This was a good week for the market. Basic materials rose 6.1%; financials were up 4.43%; discretionary stocks rose 4.41%. In the current environment, I attribute extreme gains in the basic material sector to positive trade talk headlines, which we had this week. Several financial sector companies posted strong earnings, which explains that sectors rise. We can explain discretionary's rise to a “buying the dip” mentality, which Friday’s job report bolstered. This week’s performance stands in stark contrast to the monthly and three-month performance tables:
Over the last month, staples rose 1.68% and utilities were off marginally. The fact that these two sectors are "leading" the market is revealing, indicating an "end of the cycle" mentality still prevails. In comparison to the other sectors, real estate did remarkably well, falling a little over 2%. After that, the losses mount.
Over the last three months, conservative sectors were the best performers: staples were up 3.43%, utilities were up 1.74%, and healthcare was up marginally. This is the type of sector performance we would expect at the end of an expansion, as traders and investors reorient their portfolios to more conservative issues.
Finally, let’s look at the performance graph of the sector ETFs vs. the S&P 500:
Staples, healthcare, and utilities continue to lead on a 10-week basis. Financials and industrials-which had been trending to the “leading” sector-are now moving towards the “lagging” area of the chart. Technology and discretionary are weakening. The one firm conclusion to draw from this graph is that sectors which traditionally outperforms at the end of the bull market are doing so and, just as importantly, no other sectors are rising to take their place.
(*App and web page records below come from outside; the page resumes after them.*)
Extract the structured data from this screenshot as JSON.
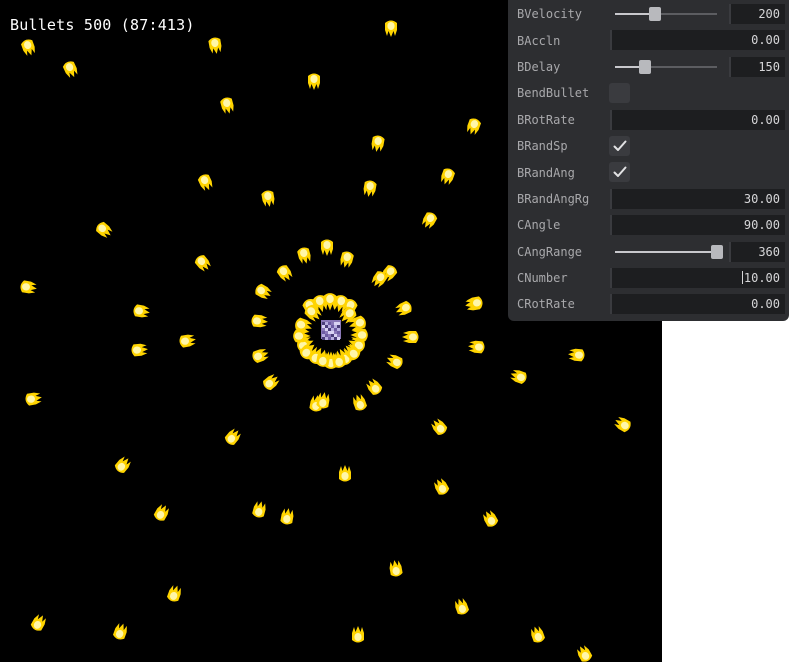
{
  "hud": {
    "text": "Bullets 500 (87:413)"
  },
  "colors": {
    "background": "#000000",
    "bullet_outer": "#ffd400",
    "bullet_inner": "#fff6a8",
    "emitter": "#8a78b8",
    "panel": "#2d2e31",
    "label": "#a8a8ab",
    "value": "#d6d6d8"
  },
  "panel": {
    "rows": [
      {
        "label": "BVelocity",
        "type": "slider",
        "value": "200",
        "fraction": 0.39
      },
      {
        "label": "BAccln",
        "type": "number",
        "value": "0.00"
      },
      {
        "label": "BDelay",
        "type": "slider",
        "value": "150",
        "fraction": 0.29
      },
      {
        "label": "BendBullet",
        "type": "checkbox",
        "checked": false
      },
      {
        "label": "BRotRate",
        "type": "number",
        "value": "0.00"
      },
      {
        "label": "BRandSp",
        "type": "checkbox",
        "checked": true
      },
      {
        "label": "BRandAng",
        "type": "checkbox",
        "checked": true
      },
      {
        "label": "BRandAngRg",
        "type": "number",
        "value": "30.00"
      },
      {
        "label": "CAngle",
        "type": "number",
        "value": "90.00"
      },
      {
        "label": "CAngRange",
        "type": "slider",
        "value": "360",
        "fraction": 1.0
      },
      {
        "label": "CNumber",
        "type": "number",
        "value": "10.00",
        "focused": true
      },
      {
        "label": "CRotRate",
        "type": "number",
        "value": "0.00"
      }
    ]
  },
  "icons": {
    "check": "check-icon",
    "bullet": "flame-bullet-icon",
    "emitter": "emitter-icon"
  }
}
Let’s take a quick look into these three defensive sectors, starting with consumer staples:
The sector’s advance/decline line has been rising since early June. The pace of the increase has recently slowed but is still positive. Next, let’s look at the two-month charts of the ETFs 10 largest members:
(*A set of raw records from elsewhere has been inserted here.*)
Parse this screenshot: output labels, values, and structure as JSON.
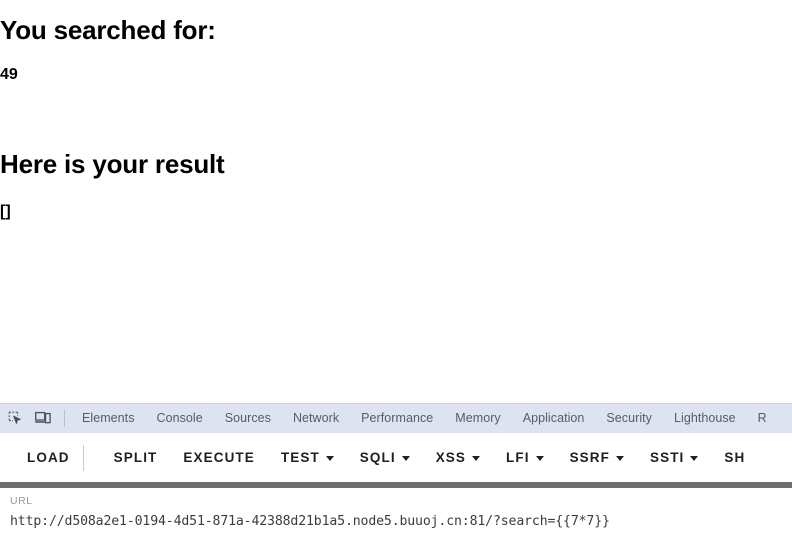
{
  "page": {
    "heading_searched": "You searched for:",
    "search_term": "49",
    "heading_result": "Here is your result",
    "result_value": "[]"
  },
  "devtools": {
    "icons": {
      "inspect": "inspect-element-icon",
      "device": "device-toolbar-icon"
    },
    "tabs": [
      {
        "label": "Elements"
      },
      {
        "label": "Console"
      },
      {
        "label": "Sources"
      },
      {
        "label": "Network"
      },
      {
        "label": "Performance"
      },
      {
        "label": "Memory"
      },
      {
        "label": "Application"
      },
      {
        "label": "Security"
      },
      {
        "label": "Lighthouse"
      },
      {
        "label": "R"
      }
    ],
    "actions": [
      {
        "label": "LOAD",
        "caret": false
      },
      {
        "label": "SPLIT",
        "caret": false
      },
      {
        "label": "EXECUTE",
        "caret": false
      },
      {
        "label": "TEST",
        "caret": true
      },
      {
        "label": "SQLI",
        "caret": true
      },
      {
        "label": "XSS",
        "caret": true
      },
      {
        "label": "LFI",
        "caret": true
      },
      {
        "label": "SSRF",
        "caret": true
      },
      {
        "label": "SSTI",
        "caret": true
      },
      {
        "label": "SH",
        "caret": false
      }
    ],
    "url_panel": {
      "label": "URL",
      "value": "http://d508a2e1-0194-4d51-871a-42388d21b1a5.node5.buuoj.cn:81/?search={{7*7}}"
    }
  },
  "colors": {
    "tabbar_background": "#dde3f0",
    "tab_text": "#585c66",
    "separator_band": "#6e6e6e",
    "url_text": "#3c3c3c",
    "url_label": "#9a9a9a",
    "page_text": "#000000"
  }
}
The healthcare A/D line is slightly weaker:
The 2-month charts of the 10 largest members are a bit weaker:
Finally, we have the utility sector's A/D line:
Note the strong gain that started in June and continued through the end of September. This one has moved sideways for most of October. But those numbers are still higher than August and September's readings.
And the 10-largest members of this ETF are mostly neutral or positive:
We're more or less where we've been for the last few months: a market where conservation or "end of cycle" ETFs are leading the market. Any short-term gain is news driven (for example, positive trade talk news supports a short-term rally in industrials or basic materials). But long-term (3-months plus), the trend is defensive. And no sectors are making a serious move to lead the market.
Disclosure: I/we have no positions in any stocks mentioned, and no plans to initiate any positions within the next 72 hours.
I wrote this article myself, and it expresses my own opinions. I am not receiving compensation for it (other than from Seeking Alpha). I have no business relationship with any company whose stock is mentioned in this article.